- Aim of the exercise
Go over these records and count the lines with the string "yellow" in them; the count is all that should be returned.

- Source material
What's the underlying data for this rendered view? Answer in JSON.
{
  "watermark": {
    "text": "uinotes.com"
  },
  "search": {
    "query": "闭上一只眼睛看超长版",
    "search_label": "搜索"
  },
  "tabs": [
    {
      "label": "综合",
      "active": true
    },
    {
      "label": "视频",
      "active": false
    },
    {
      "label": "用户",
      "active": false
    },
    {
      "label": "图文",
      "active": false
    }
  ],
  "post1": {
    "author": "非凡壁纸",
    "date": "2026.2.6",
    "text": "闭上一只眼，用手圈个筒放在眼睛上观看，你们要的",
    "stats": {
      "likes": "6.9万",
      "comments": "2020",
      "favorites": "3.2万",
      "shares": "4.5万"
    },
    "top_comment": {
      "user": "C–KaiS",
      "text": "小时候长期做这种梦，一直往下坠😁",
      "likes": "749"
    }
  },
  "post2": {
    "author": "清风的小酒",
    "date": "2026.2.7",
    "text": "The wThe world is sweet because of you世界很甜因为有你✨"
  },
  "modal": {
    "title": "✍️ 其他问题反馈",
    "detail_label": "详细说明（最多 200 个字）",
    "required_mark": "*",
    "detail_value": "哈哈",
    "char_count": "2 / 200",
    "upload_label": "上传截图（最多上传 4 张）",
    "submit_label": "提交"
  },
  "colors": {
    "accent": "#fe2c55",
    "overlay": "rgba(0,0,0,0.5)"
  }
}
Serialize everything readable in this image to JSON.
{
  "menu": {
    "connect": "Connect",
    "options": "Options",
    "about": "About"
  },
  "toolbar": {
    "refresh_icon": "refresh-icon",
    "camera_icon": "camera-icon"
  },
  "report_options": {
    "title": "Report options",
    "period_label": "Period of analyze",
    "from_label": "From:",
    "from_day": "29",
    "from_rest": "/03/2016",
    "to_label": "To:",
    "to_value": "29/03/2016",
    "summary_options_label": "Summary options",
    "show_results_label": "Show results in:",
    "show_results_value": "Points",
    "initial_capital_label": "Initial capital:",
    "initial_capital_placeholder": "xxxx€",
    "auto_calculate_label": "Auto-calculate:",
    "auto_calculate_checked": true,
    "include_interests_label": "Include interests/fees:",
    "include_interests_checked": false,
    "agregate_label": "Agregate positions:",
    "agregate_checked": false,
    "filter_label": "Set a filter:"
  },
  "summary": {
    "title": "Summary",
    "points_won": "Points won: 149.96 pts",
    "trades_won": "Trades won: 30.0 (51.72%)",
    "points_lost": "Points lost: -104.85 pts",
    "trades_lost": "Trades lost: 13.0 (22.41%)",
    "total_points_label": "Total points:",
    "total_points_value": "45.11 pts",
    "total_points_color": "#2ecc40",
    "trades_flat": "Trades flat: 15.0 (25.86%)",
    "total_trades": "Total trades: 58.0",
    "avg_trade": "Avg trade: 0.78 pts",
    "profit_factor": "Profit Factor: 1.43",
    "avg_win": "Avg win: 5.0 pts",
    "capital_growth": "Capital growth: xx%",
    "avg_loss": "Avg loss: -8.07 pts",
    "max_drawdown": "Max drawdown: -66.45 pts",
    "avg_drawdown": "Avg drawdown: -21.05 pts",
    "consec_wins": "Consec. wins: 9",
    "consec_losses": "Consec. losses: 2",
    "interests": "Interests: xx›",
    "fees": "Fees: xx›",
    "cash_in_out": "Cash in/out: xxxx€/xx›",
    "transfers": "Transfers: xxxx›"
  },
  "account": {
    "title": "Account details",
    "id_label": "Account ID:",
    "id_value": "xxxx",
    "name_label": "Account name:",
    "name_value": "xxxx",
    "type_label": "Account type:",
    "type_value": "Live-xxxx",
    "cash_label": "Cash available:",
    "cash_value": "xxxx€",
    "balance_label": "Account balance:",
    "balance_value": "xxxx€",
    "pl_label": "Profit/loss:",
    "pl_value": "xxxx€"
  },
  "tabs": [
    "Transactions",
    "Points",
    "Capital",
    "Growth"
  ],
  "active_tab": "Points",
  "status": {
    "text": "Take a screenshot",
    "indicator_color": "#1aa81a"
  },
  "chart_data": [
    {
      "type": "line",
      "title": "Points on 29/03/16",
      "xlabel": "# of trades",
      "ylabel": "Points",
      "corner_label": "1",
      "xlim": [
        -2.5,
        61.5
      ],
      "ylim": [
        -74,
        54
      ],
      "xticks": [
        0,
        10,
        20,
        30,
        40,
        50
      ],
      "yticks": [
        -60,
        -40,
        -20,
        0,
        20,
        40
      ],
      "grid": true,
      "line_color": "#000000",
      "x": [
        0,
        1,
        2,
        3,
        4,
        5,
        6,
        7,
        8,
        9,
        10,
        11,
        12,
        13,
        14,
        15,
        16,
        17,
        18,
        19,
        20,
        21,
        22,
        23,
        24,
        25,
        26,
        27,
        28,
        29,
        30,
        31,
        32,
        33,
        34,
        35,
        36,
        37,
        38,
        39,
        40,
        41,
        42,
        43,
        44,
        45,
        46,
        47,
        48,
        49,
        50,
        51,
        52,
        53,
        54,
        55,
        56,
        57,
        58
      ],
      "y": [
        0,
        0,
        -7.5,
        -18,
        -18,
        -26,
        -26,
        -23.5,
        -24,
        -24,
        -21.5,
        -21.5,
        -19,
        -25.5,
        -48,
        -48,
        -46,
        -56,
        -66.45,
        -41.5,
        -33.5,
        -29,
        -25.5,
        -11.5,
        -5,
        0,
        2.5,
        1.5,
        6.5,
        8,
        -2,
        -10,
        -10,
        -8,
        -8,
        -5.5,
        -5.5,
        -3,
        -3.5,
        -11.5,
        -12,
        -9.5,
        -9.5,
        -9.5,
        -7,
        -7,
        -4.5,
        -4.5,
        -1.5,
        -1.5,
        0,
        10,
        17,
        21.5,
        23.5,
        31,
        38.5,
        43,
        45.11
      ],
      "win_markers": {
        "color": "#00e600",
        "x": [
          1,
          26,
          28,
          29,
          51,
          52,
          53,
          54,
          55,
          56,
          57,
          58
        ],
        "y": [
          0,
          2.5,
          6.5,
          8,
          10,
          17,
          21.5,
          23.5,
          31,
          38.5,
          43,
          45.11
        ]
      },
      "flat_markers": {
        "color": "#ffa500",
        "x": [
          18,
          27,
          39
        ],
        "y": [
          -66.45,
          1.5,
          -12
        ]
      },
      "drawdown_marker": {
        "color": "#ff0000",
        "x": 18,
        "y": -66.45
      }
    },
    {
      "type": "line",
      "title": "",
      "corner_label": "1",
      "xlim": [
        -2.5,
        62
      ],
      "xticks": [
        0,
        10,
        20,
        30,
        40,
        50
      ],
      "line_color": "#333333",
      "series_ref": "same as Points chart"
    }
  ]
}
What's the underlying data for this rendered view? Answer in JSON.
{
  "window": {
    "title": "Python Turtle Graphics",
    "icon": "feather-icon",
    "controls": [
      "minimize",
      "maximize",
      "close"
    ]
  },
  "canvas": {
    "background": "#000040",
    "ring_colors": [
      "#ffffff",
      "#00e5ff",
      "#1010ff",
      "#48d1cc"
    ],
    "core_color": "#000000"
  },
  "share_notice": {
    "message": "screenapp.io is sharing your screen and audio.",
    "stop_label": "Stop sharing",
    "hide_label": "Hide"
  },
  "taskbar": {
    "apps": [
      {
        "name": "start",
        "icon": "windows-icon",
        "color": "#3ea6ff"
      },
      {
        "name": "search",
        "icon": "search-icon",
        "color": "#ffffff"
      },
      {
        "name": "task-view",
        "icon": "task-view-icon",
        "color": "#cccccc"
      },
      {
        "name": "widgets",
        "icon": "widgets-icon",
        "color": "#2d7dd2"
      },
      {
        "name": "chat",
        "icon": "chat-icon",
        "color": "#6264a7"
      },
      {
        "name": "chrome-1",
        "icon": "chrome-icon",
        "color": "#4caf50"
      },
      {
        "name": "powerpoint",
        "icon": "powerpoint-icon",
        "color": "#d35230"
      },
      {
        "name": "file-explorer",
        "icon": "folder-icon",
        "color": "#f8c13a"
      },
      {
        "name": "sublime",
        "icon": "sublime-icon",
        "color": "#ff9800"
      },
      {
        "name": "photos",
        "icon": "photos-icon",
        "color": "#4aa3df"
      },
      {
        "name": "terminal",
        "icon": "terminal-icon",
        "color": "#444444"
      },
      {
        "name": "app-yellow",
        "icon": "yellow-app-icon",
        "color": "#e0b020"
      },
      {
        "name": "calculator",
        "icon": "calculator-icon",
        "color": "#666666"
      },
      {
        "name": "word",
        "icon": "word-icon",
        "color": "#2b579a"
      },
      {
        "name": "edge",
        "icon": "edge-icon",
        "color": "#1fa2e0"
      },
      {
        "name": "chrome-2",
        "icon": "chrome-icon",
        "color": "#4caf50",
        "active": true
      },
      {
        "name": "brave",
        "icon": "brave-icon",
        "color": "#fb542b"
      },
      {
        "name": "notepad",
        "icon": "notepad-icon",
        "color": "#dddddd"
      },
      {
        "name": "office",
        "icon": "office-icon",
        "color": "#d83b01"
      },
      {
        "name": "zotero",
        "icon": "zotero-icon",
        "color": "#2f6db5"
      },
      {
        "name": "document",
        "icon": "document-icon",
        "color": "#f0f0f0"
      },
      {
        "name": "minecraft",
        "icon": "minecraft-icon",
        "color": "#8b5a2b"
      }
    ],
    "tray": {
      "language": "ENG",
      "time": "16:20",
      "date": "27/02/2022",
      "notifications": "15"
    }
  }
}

- Answer below
2